Do I have to tell my CPA or Tax Preparer about my settlement?

We advise that you do, so that he or she can advise you on the most up-to-date reporting requirements applying to your specific settlement.

Injured and seeking legal representation?

Call us at 901-372-5003 or email us here. We handle a wide range of personal injury cases.  Our approach to handling cases is what sets our firm apart. While some injury lawyers and firms take on hundreds of cases, and may seem more interested in quickly settling the case than seeking full and fair compensation for their client, we focus on identifying great clients and great relationships.

Victims need a lawyer with the experience, drive, and knowledge necessary to compete with the insurance companies who are handling your claim. Otherwise, you’ll end up being a victim twice, and you might not even realize it until it’s already too late. Our personal injury practice is led by Harvard-educated attorney Lang Wiseman. We know how to get fair and just results.

Click here to learn more about the work we do.

 

Why You Don’t Hear About Liability Insurance in a Jury Trial

memphis injury lawyer jury trial

Why You Don’t Hear About Liability Insurance in a Jury Trial

Did you know that during most Tennessee state court jury trials, you will never hear the word “insurance?”  That’s because 99% of the time, evidence of liability insurance is not admissible under the Tennessee Rules of Evidence.

Tennessee Rule of Evidence 411 provides that:

Evidence that a person was or was not insured against liability is not admissible upon issues of negligence or other wrongful conduct. This rule does not require the exclusion of evidence of insurance against liability when offered for another purpose, such as proof of agency, ownership, or control, or bias or prejudice of a witness.

Rationale

Rule 411 is based on the notion that disputes should be resolved based on the conduct of the people involved, not based on whether they have insurance.

Insurance Jury Instruction

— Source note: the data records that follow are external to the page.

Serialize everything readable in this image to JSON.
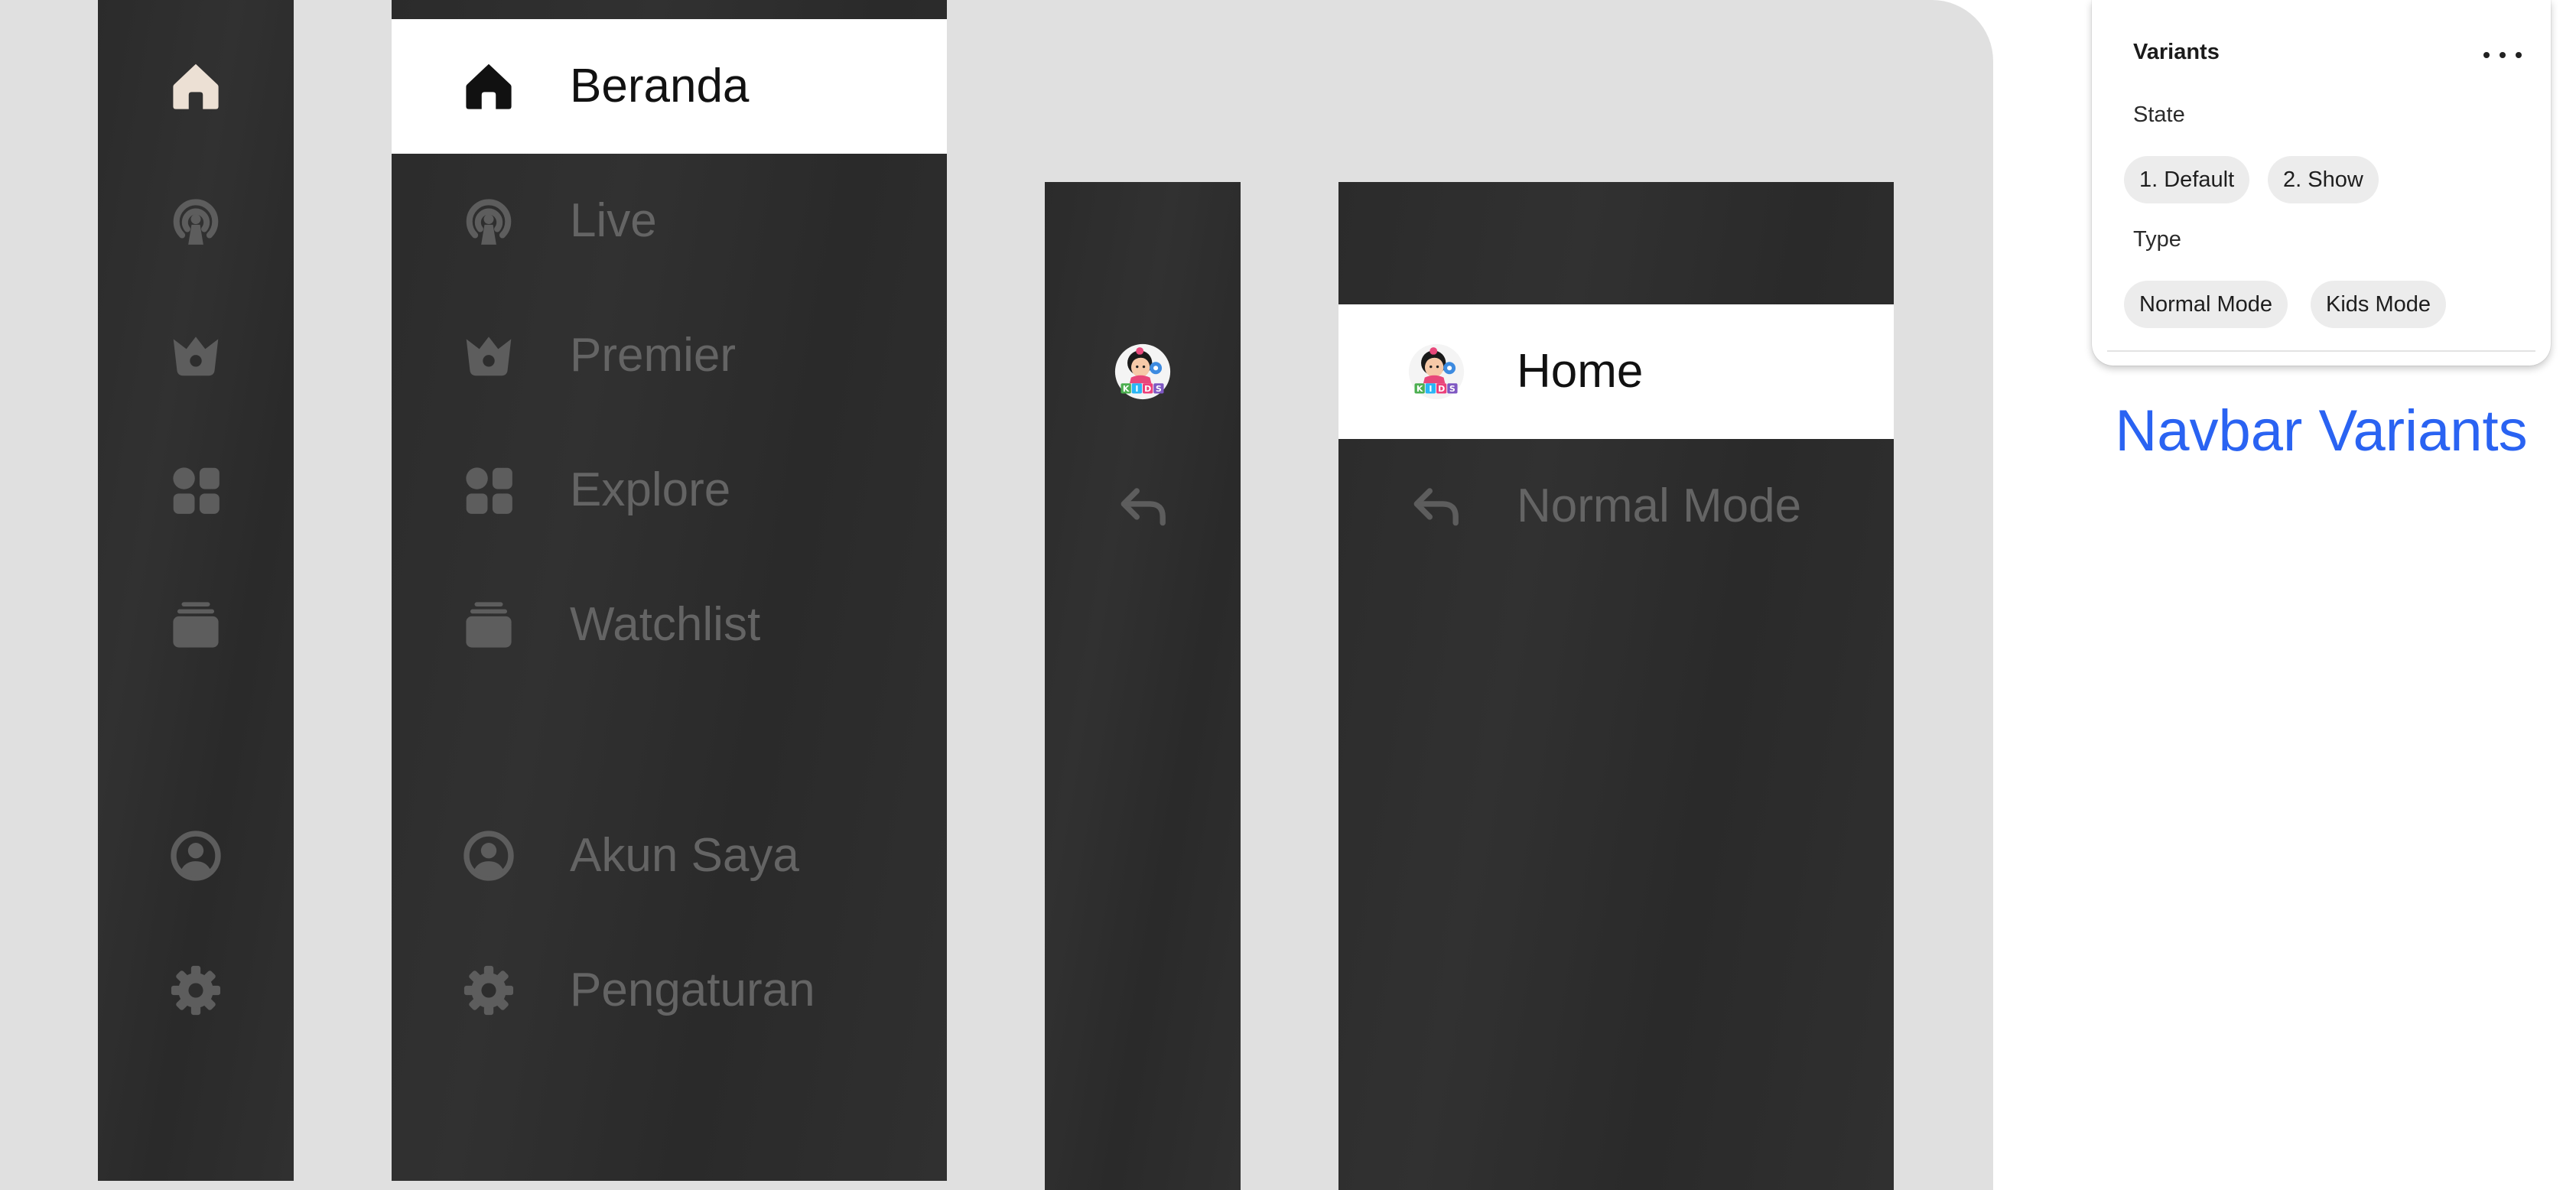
{
  "nav_normal": {
    "items": [
      {
        "icon": "home-icon",
        "label": "Beranda",
        "active": true
      },
      {
        "icon": "live-broadcast-icon",
        "label": "Live"
      },
      {
        "icon": "crown-icon",
        "label": "Premier"
      },
      {
        "icon": "grid-icon",
        "label": "Explore"
      },
      {
        "icon": "stack-icon",
        "label": "Watchlist"
      }
    ],
    "bottom_items": [
      {
        "icon": "account-icon",
        "label": "Akun Saya"
      },
      {
        "icon": "gear-icon",
        "label": "Pengaturan"
      }
    ]
  },
  "nav_kids": {
    "items": [
      {
        "icon": "kids-logo-icon",
        "label": "Home",
        "active": true
      },
      {
        "icon": "back-arrow-icon",
        "label": "Normal Mode"
      }
    ]
  },
  "variants_panel": {
    "title": "Variants",
    "state_label": "State",
    "state_options": [
      "1. Default",
      "2. Show"
    ],
    "type_label": "Type",
    "type_options": [
      "Normal Mode",
      "Kids Mode"
    ],
    "caption": "Navbar Variants"
  },
  "colors": {
    "nav_bg": "#2d2d2d",
    "active_bg": "#ffffff",
    "inactive_text": "#646464",
    "active_icon_collapsed": "#ece0d4",
    "caption_accent": "#2a63f2"
  }
}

Not everyone has insurance. Some people have some insurance, but not enough.  Sometimes a person will have purchased an insurance policy only to find out that it won’t apply to pay damages in certain kinds of lawsuits. Sometimes the Judge will issue a jury instruction in Tennessee to help guard against improper consideration of insurance.  When the instruction is used, the Judge tells the jury that:

[W]hether or not insurance exists has no bearing upon any issue in this case. You may not discuss insurance or speculate about insurance based on your general knowledge.  There are sound reasons for this rule. A party is no more or less likely to be negligent because a party does or does not have insurance. Injuries and damages, if any, are not increased or decreased because a party does or does not have insurance.

Tennessee Pattern Jury Instruction – Civil 1.05.

Insurance Information Is Still Useful

Just because we can’t use evidence of insurance in jury trials doesn’t mean we can’t make good use of the information.  Knowing whether parties are insured, and to what extent, helps us develop an efficient strategy for resolving a dispute, and it helps us give sound advice to our clients who are wondering if they should settle a claim or file a lawsuit.

Need help settling a claim with a liability insurance carrier?

We can help you. Wiseman Bray has offices in Memphis and Nashville Tennessee. Call us at 901-372-5003 or email us here.